A terrorism trial set to begin in Chicago next week could end up further inflaming tensions between the U.S. and Pakistan. The case involves a man named Tahawwur Rana, who was arrested two years ago and charged with conspiring with others in the 2008 terrorist attacks in Mumbai, India. Jury selection in his case begins Monday, but the question of Rana's guilt or innocence has taken a back seat to a bigger issue: Pakistan's role in the deadly attacks.
Ten Pakistani gunmen wielding semiautomatic weapons and grenades laid siege to Mumbai for three days. The television footage was unforgettable. The cameras caught flames rising from the roof of the more than 100-year-old Taj Mahal hotel; Indian policemen were filmed diving for cover; and the city's central train station was the scene of a bloody massacre. More than 160 people died, including six Americans.
The Rana case is about what happened leading up to that attack.
Prosecutors allege that Rana allowed a friend of his, a Pakistani-American named David Coleman Headley, to use Rana's immigration business as a cover for something sinister. Headley pretended to be a businessman working for Rana and flew to India to do reconnaissance ahead of the attacks — that part of the story isn't in dispute. Headley has already pleaded guilty to terrorism charges. Rana says he didn't know what Headley was planning.
What makes this case so sensitive is its timing: Just weeks after Osama bin Laden was found hiding in a Pakistani garrison town, Rana's trial is going to take Pakistan's shadowy ties to terrorist groups public.
"I can't remember a case in terms of either its substance or timing that has such potential grave political impact," said Juan Zarate, a terrorism expert at the Center for Strategic and International Studies and a former member of the Bush administration. "In a very real way, you have the Pakistani intelligence services, and perhaps the military, on trial here for its potential complicity in the 2008 attacks — and that's in the wake of all the questions that have arisen about Pakistan complicity in harboring bin Laden. This is a volatile mix coming at a volatile time."
Rana's friend, Headley, the man who used his business as a cover, is going to be the prosecution's star witness.
Prosecutors say he's going to provide names and dates and details of phone calls. Documents made public before the trial suggest as much. People close to the case say Headley will implicate Pakistan's spy agency, the Directorate of Inter-Services Intelligence directly. He will talk about handlers, money and meetings that all lead back to the spy agency.
"I think people will be left wondering why the United States not looked closer at the ISI and everything that is going on in Pakistan," said Charles Swift, Rana's defense attorney.

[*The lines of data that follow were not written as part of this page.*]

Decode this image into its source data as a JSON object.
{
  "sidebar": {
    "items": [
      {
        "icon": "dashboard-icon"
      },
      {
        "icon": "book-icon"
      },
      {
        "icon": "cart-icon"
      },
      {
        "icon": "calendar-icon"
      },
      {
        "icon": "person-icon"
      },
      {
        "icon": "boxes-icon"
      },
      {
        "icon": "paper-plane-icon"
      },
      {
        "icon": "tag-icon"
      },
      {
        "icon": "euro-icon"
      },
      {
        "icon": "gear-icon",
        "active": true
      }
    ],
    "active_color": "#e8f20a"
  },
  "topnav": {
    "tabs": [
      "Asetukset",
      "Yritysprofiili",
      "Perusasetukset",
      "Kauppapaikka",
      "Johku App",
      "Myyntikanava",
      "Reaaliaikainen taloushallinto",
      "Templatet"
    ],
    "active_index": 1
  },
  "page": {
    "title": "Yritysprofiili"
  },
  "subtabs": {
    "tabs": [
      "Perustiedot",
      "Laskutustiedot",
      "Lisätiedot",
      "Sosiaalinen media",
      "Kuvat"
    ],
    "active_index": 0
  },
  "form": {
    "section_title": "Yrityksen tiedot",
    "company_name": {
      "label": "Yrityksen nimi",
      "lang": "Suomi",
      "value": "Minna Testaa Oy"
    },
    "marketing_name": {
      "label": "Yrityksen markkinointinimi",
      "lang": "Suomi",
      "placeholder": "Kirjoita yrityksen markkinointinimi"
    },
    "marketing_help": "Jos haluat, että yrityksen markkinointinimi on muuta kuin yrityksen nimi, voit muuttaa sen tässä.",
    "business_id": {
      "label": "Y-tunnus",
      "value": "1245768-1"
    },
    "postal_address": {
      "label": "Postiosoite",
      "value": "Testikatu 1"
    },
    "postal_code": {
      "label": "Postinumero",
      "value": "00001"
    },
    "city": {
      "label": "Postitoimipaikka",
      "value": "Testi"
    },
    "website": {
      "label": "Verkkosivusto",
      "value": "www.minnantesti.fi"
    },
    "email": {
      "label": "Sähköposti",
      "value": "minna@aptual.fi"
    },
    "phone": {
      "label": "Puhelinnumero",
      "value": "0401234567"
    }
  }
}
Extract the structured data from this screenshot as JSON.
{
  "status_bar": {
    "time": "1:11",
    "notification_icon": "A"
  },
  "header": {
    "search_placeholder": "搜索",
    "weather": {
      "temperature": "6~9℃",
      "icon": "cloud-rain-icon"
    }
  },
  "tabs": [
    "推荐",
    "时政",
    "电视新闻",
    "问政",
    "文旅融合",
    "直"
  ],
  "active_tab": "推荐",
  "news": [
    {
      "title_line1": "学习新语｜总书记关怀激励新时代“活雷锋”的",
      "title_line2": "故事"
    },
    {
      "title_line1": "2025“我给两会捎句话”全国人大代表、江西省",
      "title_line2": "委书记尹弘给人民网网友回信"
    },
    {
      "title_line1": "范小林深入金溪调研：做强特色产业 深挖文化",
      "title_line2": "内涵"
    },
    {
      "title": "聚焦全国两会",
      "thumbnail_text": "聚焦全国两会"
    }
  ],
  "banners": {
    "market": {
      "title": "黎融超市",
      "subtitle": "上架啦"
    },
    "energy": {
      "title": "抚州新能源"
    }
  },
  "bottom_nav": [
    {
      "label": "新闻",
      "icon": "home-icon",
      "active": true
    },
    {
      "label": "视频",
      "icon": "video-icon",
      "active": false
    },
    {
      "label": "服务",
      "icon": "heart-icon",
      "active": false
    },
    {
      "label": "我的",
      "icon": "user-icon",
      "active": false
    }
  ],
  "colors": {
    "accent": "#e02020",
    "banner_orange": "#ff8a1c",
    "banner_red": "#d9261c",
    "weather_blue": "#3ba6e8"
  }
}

A member of the ISI, a man known simply as Major Iqbal, was indicted as part of the Rana case late last month along with three members of Pakistan-based Lashkar e-Taiba, which the U.S. calls terrorist group.
There was no press release, no press conference and the story got scant coverage in the U.S. But the Indian press went wild.
"For the first time, America has confirmed what India has been saying all along. That the 10 men that came onto Mumbai shores were not acting alone, they were trained and tutored by the ISI," said the anchor of the Indian news channel TimesNow. "That the entire operation was monitored from Islamabad. We knew it."
Swift, the defense lawyer, says he expects the courtroom will be filled with Indian reporters, and now, in the wake of the bin Laden raid, the U.S. media is going to be there in force, too. All that attention might explain something prosecutors have just done: NPR has learned that a couple of days ago, they asked for a special hearing — something called a Section 6, SIPA hearing, in which the prosecution and the defense hash out what can be safely said in court without revealing classified information.
Calling a SIPA hearing this late in a case is an unusual maneuver. Those kinds of details are usually settled months in advance. Amid all the sturm und drang of the past two weeks, prosecutors may have had some second thoughts about what they want to reveal in court. Copyright 2011 National Public Radio. To see more, visit http://www.npr.org/.